Data items:
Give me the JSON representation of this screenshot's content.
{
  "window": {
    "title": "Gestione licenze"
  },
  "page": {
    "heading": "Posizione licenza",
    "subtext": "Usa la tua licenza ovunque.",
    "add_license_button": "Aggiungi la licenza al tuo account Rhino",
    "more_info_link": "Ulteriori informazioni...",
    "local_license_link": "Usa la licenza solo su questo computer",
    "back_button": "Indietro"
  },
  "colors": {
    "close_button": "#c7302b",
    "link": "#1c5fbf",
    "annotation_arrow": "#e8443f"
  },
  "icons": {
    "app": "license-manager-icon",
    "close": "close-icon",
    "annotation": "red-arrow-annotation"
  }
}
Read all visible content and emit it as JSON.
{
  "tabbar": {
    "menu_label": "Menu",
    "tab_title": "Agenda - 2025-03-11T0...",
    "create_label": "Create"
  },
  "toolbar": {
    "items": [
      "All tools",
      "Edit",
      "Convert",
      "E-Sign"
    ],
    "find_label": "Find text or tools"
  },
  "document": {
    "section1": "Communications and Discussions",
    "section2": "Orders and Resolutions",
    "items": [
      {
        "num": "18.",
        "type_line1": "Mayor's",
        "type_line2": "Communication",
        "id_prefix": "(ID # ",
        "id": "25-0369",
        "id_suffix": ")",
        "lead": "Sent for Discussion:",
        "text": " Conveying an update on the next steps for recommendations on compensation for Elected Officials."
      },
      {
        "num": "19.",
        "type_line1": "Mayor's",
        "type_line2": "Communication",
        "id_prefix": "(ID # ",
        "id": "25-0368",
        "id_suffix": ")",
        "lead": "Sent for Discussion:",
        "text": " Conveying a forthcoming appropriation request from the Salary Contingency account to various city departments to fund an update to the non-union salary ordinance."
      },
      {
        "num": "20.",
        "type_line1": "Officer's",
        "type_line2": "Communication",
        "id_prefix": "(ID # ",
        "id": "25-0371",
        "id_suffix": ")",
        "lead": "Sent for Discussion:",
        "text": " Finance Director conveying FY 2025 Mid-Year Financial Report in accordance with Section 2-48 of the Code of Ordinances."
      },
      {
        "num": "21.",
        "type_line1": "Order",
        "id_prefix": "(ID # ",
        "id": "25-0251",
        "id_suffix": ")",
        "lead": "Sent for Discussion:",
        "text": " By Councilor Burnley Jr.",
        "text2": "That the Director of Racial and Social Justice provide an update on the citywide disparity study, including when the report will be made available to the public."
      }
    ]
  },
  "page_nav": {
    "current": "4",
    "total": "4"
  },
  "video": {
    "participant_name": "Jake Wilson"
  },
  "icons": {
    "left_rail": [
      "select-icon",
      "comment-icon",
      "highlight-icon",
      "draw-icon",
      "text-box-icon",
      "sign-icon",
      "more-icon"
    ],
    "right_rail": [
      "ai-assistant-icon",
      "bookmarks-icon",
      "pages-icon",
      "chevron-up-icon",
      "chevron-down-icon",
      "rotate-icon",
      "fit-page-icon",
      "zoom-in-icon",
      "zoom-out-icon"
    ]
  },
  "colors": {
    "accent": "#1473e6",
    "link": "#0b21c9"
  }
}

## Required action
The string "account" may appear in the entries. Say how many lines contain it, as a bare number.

## Task result
2